In some instances, of course, students may be to blame. But remembering that teenage physiology makes it difficult for them to function before lunch time, and that in many cases we are still teaching in the medieval classroom with the teacher standing at the front of static rows of seats, preaching from the pulpit as if knowledge could only be transmitted by the word of the academic – it’s not all their fault.
It is evident that some academics fail to recognise teaching as an academic activity that should be explored, evaluated and reviewed like any other academic activity. This was highlighted by Walker (2013: 54) when interviewing academics about the research-teaching nexus who got the following comment from one academic, “teaching does not challenge the mind enough …. it is like spending time with small children“. There is so much wrong with this statement, where to start?
Of course, if teaching is conceptualised as transmitting content from the book to the students, then why should it be challenging? The only challenge is staying awake. But why do so many colleagues have this obsessive focus on content? Content is available everywhere. Students can access content from numerous sources, and the lecture is just one. There is a whole literature out their about conceptions of teaching, though clearly many of our colleagues are not aware of this, which is one reason why so many continue to promote passivity within their classes and then complain about it.
This was also emphasised to me by a colleague I interviewed a number of years ago who felt that if her teaching was not good enough, she would simply retire to the library and learn the content better (Lomas and Kinchin, 2006). There are plenty of research papers that have considered the development of teachers, with their focus moving from themselves (when they are nervous novices), to the content, and eventually to the students once they have overcome their nerves and realised that the focus of teaching is the students and not the content.
This transition is often a slow an potentially painful journey as academics grapple with the other numerous pressures on their time. However, it is not helped by a denial that teaching has any academic challenge. Just as Reeve (2013) talks about student being agentic learners whose contributions influence the flow of instruction within the classroom, so too should we consider agentic teachers who similarly influence what is going on in the minds of the students. This is part of the teachers’ preparation for class, and reading around the subject in order to avoid being passive teachers. So before teachers complain about student not being agentic learners, should they evaluate their own practice to consider how they act as agentic teachers?

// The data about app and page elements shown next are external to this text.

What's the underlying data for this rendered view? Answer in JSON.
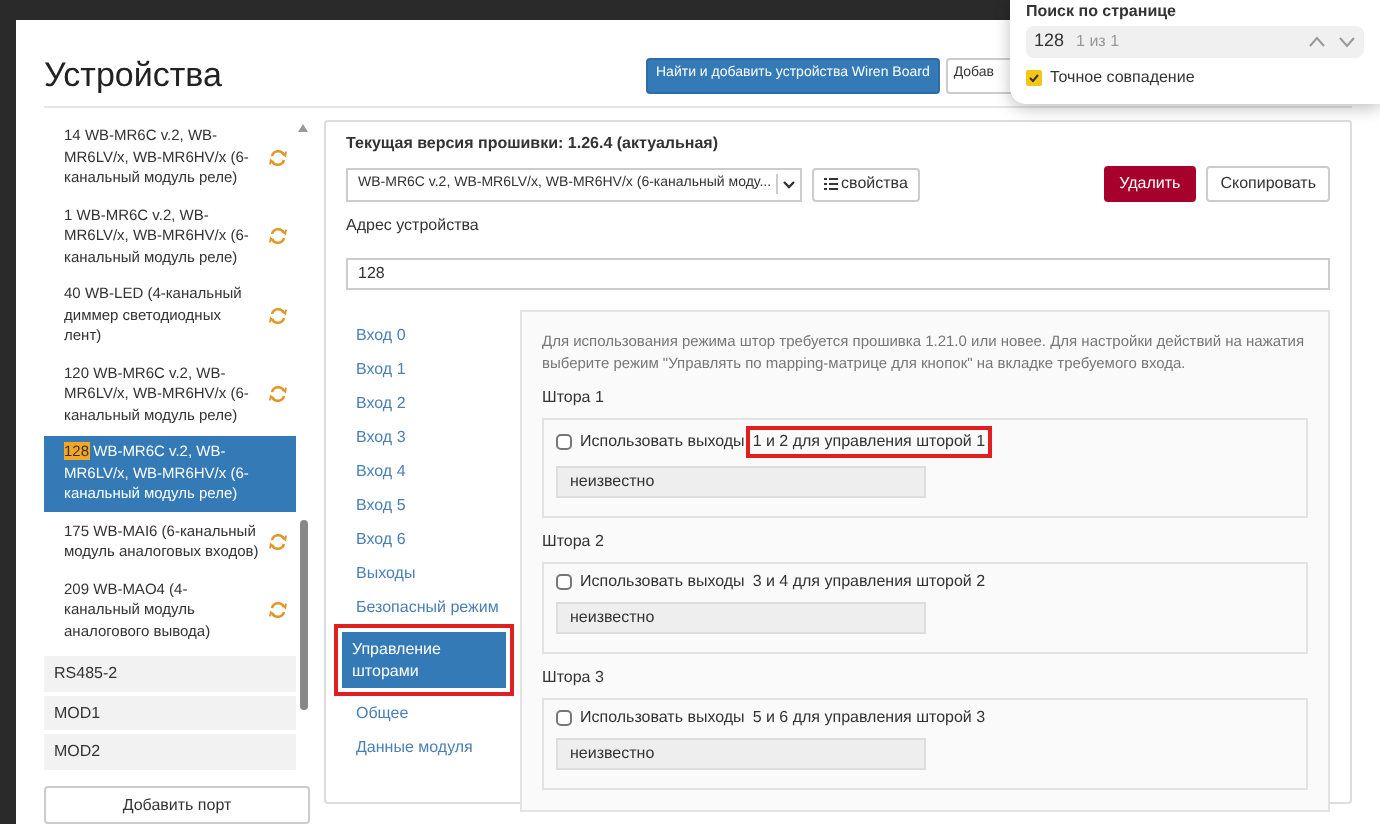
{
  "modal": {
    "title": "Устройства",
    "buttons": [
      {
        "label": "Найти и добавить устройства Wiren Board",
        "kind": "primary"
      },
      {
        "label": "Добав",
        "kind": "default"
      }
    ]
  },
  "sidebar": {
    "devices": [
      {
        "address": "14",
        "name": "WB-MR6C v.2, WB-MR6LV/x, WB-MR6HV/x (6-канальный модуль реле)",
        "selected": false,
        "search_match": false,
        "syncing": true
      },
      {
        "address": "1",
        "name": "WB-MR6C v.2, WB-MR6LV/x, WB-MR6HV/x (6-канальный модуль реле)",
        "selected": false,
        "search_match": false,
        "syncing": true
      },
      {
        "address": "40",
        "name": "WB-LED (4-канальный диммер светодиодных лент)",
        "selected": false,
        "search_match": false,
        "syncing": true
      },
      {
        "address": "120",
        "name": "WB-MR6C v.2, WB-MR6LV/x, WB-MR6HV/x (6-канальный модуль реле)",
        "selected": false,
        "search_match": false,
        "syncing": true
      },
      {
        "address": "128",
        "name": "WB-MR6C v.2, WB-MR6LV/x, WB-MR6HV/x (6-канальный модуль реле)",
        "selected": true,
        "search_match": true,
        "syncing": false
      },
      {
        "address": "175",
        "name": "WB-MAI6 (6-канальный модуль аналоговых входов)",
        "selected": false,
        "search_match": false,
        "syncing": true
      },
      {
        "address": "209",
        "name": "WB-MAO4 (4-канальный модуль аналогового вывода)",
        "selected": false,
        "search_match": false,
        "syncing": true
      }
    ],
    "ports": [
      "RS485-2",
      "MOD1",
      "MOD2"
    ],
    "add_port_button": "Добавить порт"
  },
  "device": {
    "firmware": "Текущая версия прошивки: 1.26.4 (актуальная)",
    "device_type": "WB-MR6C v.2, WB-MR6LV/x, WB-MR6HV/x (6-канальный моду...",
    "properties_button": "свойства",
    "delete_button": "Удалить",
    "copy_button": "Скопировать",
    "address_label": "Адрес устройства",
    "address_value": "128",
    "tabs": [
      {
        "label": "Вход 0",
        "selected": false,
        "highlighted": false
      },
      {
        "label": "Вход 1",
        "selected": false,
        "highlighted": false
      },
      {
        "label": "Вход 2",
        "selected": false,
        "highlighted": false
      },
      {
        "label": "Вход 3",
        "selected": false,
        "highlighted": false
      },
      {
        "label": "Вход 4",
        "selected": false,
        "highlighted": false
      },
      {
        "label": "Вход 5",
        "selected": false,
        "highlighted": false
      },
      {
        "label": "Вход 6",
        "selected": false,
        "highlighted": false
      },
      {
        "label": "Выходы",
        "selected": false,
        "highlighted": false
      },
      {
        "label": "Безопасный режим",
        "selected": false,
        "highlighted": false
      },
      {
        "label": "Управление шторами",
        "selected": true,
        "highlighted": true
      },
      {
        "label": "Общее",
        "selected": false,
        "highlighted": false
      },
      {
        "label": "Данные модуля",
        "selected": false,
        "highlighted": false
      }
    ],
    "note": "Для использования режима штор требуется прошивка 1.21.0 или новее. Для настройки действий на нажатия выберите режим \"Управлять по mapping-матрице для кнопок\" на вкладке требуемого входа.",
    "curtains": [
      {
        "title": "Штора 1",
        "label_start": "Использовать выходы",
        "label_end": "1 и 2 для управления шторой 1",
        "checked": false,
        "highlighted": true,
        "value": "неизвестно"
      },
      {
        "title": "Штора 2",
        "label_start": "Использовать выходы",
        "label_end": "3 и 4 для управления шторой 2",
        "checked": false,
        "highlighted": false,
        "value": "неизвестно"
      },
      {
        "title": "Штора 3",
        "label_start": "Использовать выходы",
        "label_end": "5 и 6 для управления шторой 3",
        "checked": false,
        "highlighted": false,
        "value": "неизвестно"
      }
    ]
  },
  "find_bar": {
    "title": "Поиск по странице",
    "query": "128",
    "count": "1 из 1",
    "exact_match_label": "Точное совпадение",
    "exact_match": true
  }
}
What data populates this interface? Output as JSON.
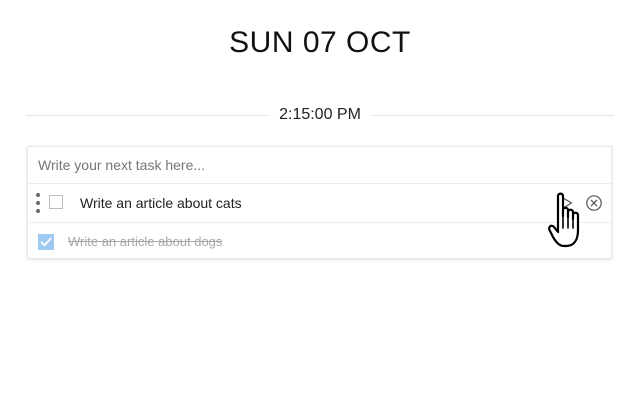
{
  "header": {
    "date": "SUN 07 OCT"
  },
  "clock": {
    "time": "2:15:00 PM"
  },
  "new_task": {
    "placeholder": "Write your next task here...",
    "value": ""
  },
  "tasks": [
    {
      "text": "Write an article about cats",
      "completed": false
    },
    {
      "text": "Write an article about dogs",
      "completed": true
    }
  ],
  "colors": {
    "checked_fill": "#9ec9f1",
    "completed_text": "#a8a8a8",
    "divider": "#e3e3e3"
  },
  "icons": {
    "start": "play-icon",
    "delete": "close-icon",
    "drag": "drag-handle-icon",
    "check": "checkmark-icon",
    "pointer": "hand-pointer-cursor"
  }
}
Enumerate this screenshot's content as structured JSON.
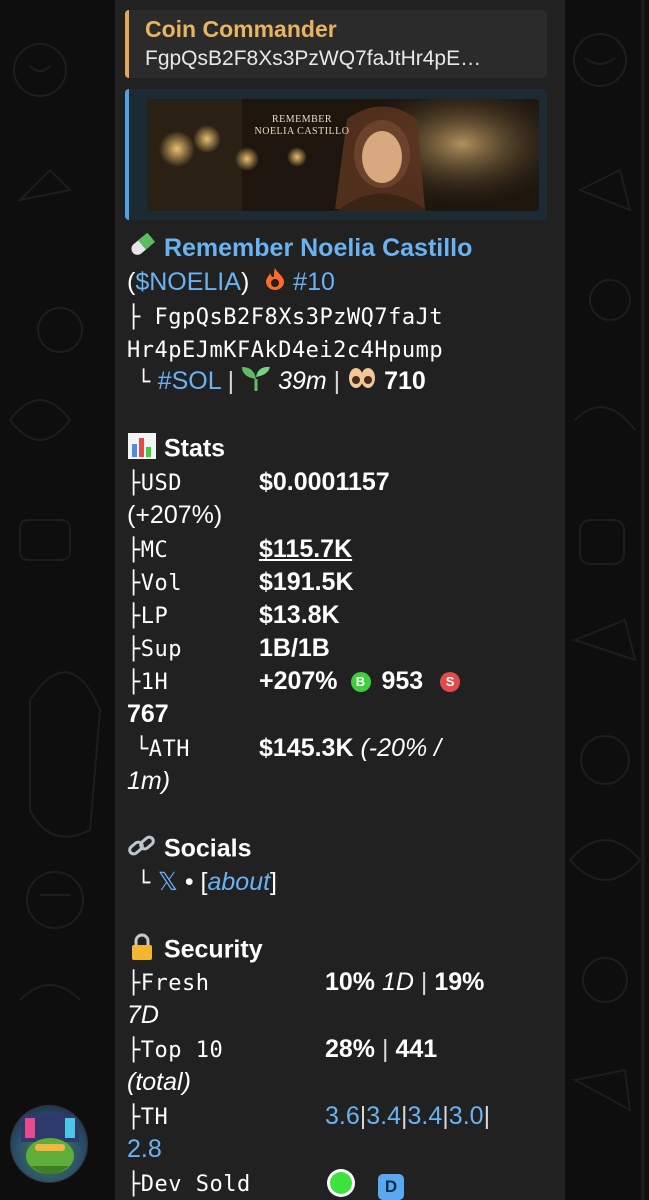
{
  "reply": {
    "title": "Coin Commander",
    "text": "FgpQsB2F8Xs3PzWQ7faJtHr4pE…"
  },
  "media": {
    "caption_line1": "REMEMBER",
    "caption_line2": "NOELIA CASTILLO"
  },
  "token": {
    "name": "Remember Noelia Castillo",
    "ticker_open": "(",
    "ticker": "$NOELIA",
    "ticker_close": ")",
    "rank": "#10",
    "address_line1": "FgpQsB2F8Xs3PzWQ7faJt",
    "address_line2": "Hr4pEJmKFAkD4ei2c4Hpump",
    "chain": "#SOL",
    "age": "39m",
    "views": "710"
  },
  "stats": {
    "heading": "Stats",
    "usd_label": "USD",
    "usd_value": "$0.0001157",
    "usd_change": "(+207%)",
    "mc_label": "MC",
    "mc_value": "$115.7K",
    "vol_label": "Vol",
    "vol_value": "$191.5K",
    "lp_label": "LP",
    "lp_value": "$13.8K",
    "sup_label": "Sup",
    "sup_value": "1B/1B",
    "h1_label": "1H",
    "h1_change": "+207%",
    "h1_buy_badge": "B",
    "h1_buys": "953",
    "h1_sell_badge": "S",
    "h1_sells": "767",
    "ath_label": "ATH",
    "ath_value": "$145.3K",
    "ath_note_a": "(-20% /",
    "ath_note_b": "1m)"
  },
  "socials": {
    "heading": "Socials",
    "x_label": "𝕏",
    "sep": "•",
    "about_open": "[",
    "about": "about",
    "about_close": "]"
  },
  "security": {
    "heading": "Security",
    "fresh_label": "Fresh",
    "fresh_1d_pct": "10%",
    "fresh_1d": "1D",
    "fresh_7d_pct": "19%",
    "fresh_7d": "7D",
    "top10_label": "Top 10",
    "top10_pct": "28%",
    "top10_count": "441",
    "top10_total": "(total)",
    "th_label": "TH",
    "th_values": [
      "3.6",
      "3.4",
      "3.4",
      "3.0",
      "2.8"
    ],
    "dev_label": "Dev Sold",
    "dev_badge": "D"
  },
  "tree": {
    "branch": "├",
    "end": "└",
    "pipe": "|"
  },
  "colors": {
    "link": "#6ab3f3",
    "accent_orange": "#e9b460",
    "bubble": "#212121",
    "buy_green": "#3ecf3e",
    "sell_red": "#e14b4b"
  }
}
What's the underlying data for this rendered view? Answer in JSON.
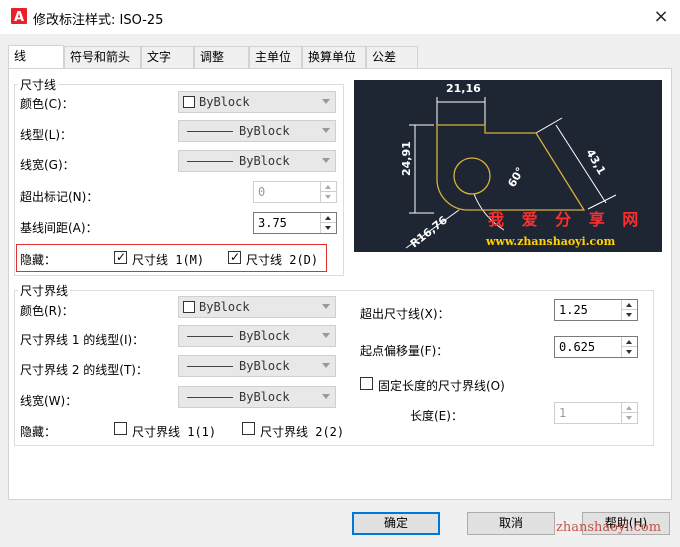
{
  "window": {
    "title": "修改标注样式: ISO-25",
    "logo_letter": "A",
    "close": "×"
  },
  "tabs": [
    "线",
    "符号和箭头",
    "文字",
    "调整",
    "主单位",
    "换算单位",
    "公差"
  ],
  "dim_lines": {
    "group_title": "尺寸线",
    "color_label": "颜色(C)：",
    "color_value": "ByBlock",
    "linetype_label": "线型(L)：",
    "linetype_value": "ByBlock",
    "lineweight_label": "线宽(G)：",
    "lineweight_value": "ByBlock",
    "extend_label": "超出标记(N)：",
    "extend_value": "0",
    "baseline_label": "基线间距(A)：",
    "baseline_value": "3.75",
    "suppress_label": "隐藏：",
    "suppress_1": "尺寸线 1(M)",
    "suppress_2": "尺寸线 2(D)"
  },
  "ext_lines": {
    "group_title": "尺寸界线",
    "color_label": "颜色(R)：",
    "color_value": "ByBlock",
    "linetype1_label": "尺寸界线 1 的线型(I)：",
    "linetype1_value": "ByBlock",
    "linetype2_label": "尺寸界线 2 的线型(T)：",
    "linetype2_value": "ByBlock",
    "lineweight_label": "线宽(W)：",
    "lineweight_value": "ByBlock",
    "suppress_label": "隐藏：",
    "suppress_1": "尺寸界线 1(1)",
    "suppress_2": "尺寸界线 2(2)",
    "extend_label": "超出尺寸线(X)：",
    "extend_value": "1.25",
    "offset_label": "起点偏移量(F)：",
    "offset_value": "0.625",
    "fixed_label": "固定长度的尺寸界线(O)",
    "length_label": "长度(E)：",
    "length_value": "1"
  },
  "preview": {
    "dim_top": "21,16",
    "dim_left": "24,91",
    "dim_right": "43,1",
    "dim_angle": "60°",
    "dim_radius": "R16,76",
    "watermark_cn": "我 爱 分 享 网",
    "watermark_url": "www.zhanshaoyi.com"
  },
  "buttons": {
    "ok": "确定",
    "cancel": "取消",
    "help": "帮助(H)"
  },
  "footer_watermark": "zhanshaoyi.com",
  "colors": {
    "accent": "#0078d7",
    "logo_red": "#e8202a",
    "preview_bg": "#1e2533",
    "preview_line": "#d8b13a",
    "highlight_box": "#e03030"
  }
}
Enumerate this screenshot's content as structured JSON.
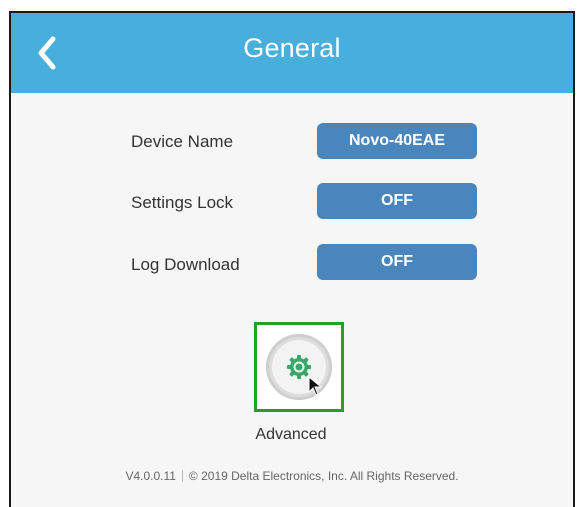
{
  "header": {
    "title": "General",
    "back_icon": "chevron-left-icon"
  },
  "settings": [
    {
      "label": "Device Name",
      "value": "Novo-40EAE"
    },
    {
      "label": "Settings Lock",
      "value": "OFF"
    },
    {
      "label": "Log Download",
      "value": "OFF"
    }
  ],
  "advanced": {
    "label": "Advanced",
    "icon": "gear-icon"
  },
  "footer": {
    "version": "V4.0.0.11",
    "copyright": "© 2019 Delta Electronics, Inc. All Rights Reserved."
  },
  "colors": {
    "header_bg": "#48aedb",
    "button_bg": "#4a86bb",
    "gear": "#37a86a",
    "highlight": "#23a02a"
  }
}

Lomas, L and Kinchin, I.M. (2006) Developing a peer observation program with university teachers. International Journal of Teaching and Learning in Higher Education, 18(3): 204 – 214.
Reeve, J. (2013) How students create motivationally supportive learning environments for themselves: The concept of agentic engagement. Journal of Educational Psychology, 105(3): 579 – 595.
Walker, E. (2013) An international comparison between the research-teaching links in two Schools of Law. Higher Education Research Network Journal, 6: 34 – 38.
available online at: https://www.researchgate.net/publication244483439_student_perspectives_on_research-rich_teaching